START Raw data
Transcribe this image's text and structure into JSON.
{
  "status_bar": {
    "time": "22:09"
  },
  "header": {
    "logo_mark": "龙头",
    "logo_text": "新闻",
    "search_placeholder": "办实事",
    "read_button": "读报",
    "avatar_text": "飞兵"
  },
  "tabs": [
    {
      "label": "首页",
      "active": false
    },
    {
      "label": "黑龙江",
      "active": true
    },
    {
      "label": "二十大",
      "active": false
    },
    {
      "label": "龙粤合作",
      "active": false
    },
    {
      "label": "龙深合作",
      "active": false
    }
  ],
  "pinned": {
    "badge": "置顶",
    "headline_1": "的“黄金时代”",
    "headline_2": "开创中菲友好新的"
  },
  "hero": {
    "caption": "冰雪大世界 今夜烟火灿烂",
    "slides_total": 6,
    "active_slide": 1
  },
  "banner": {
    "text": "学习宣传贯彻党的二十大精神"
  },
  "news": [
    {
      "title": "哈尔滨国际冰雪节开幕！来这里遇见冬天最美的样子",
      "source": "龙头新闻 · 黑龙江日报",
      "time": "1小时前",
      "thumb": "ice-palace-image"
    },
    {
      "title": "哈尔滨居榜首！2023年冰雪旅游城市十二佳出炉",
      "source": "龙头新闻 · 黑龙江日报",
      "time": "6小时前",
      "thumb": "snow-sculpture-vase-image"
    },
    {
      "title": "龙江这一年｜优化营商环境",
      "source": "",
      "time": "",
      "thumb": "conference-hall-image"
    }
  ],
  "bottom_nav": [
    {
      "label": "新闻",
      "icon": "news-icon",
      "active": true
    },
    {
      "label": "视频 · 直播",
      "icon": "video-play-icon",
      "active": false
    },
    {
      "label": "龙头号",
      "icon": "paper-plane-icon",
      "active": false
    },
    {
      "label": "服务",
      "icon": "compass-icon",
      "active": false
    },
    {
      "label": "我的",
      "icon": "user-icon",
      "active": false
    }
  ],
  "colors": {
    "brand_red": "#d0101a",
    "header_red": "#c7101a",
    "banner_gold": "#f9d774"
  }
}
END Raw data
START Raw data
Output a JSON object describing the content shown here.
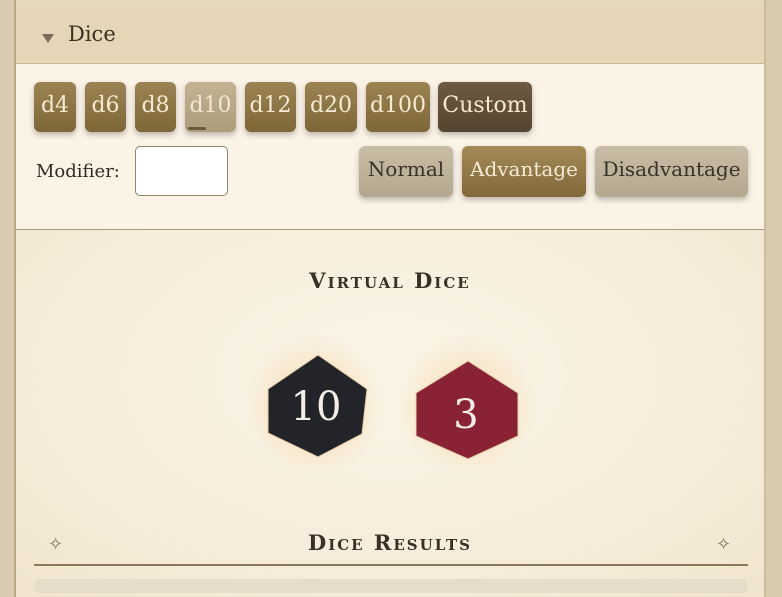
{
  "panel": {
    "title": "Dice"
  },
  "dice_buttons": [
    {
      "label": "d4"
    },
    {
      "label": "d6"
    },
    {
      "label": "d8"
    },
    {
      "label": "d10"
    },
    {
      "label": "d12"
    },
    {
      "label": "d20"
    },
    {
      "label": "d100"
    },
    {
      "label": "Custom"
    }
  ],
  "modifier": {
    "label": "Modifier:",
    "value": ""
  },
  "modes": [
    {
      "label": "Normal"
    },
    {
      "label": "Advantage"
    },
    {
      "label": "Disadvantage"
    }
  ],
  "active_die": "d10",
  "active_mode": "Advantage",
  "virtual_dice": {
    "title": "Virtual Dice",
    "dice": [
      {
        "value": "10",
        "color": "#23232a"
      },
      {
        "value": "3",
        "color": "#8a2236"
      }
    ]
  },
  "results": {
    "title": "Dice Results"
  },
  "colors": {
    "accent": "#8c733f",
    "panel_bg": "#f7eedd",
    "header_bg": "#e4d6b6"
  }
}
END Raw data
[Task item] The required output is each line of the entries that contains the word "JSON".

[Solution to this task]
Transcribe this image's text and structure into JSON.
Output a JSON object describing the content shown here.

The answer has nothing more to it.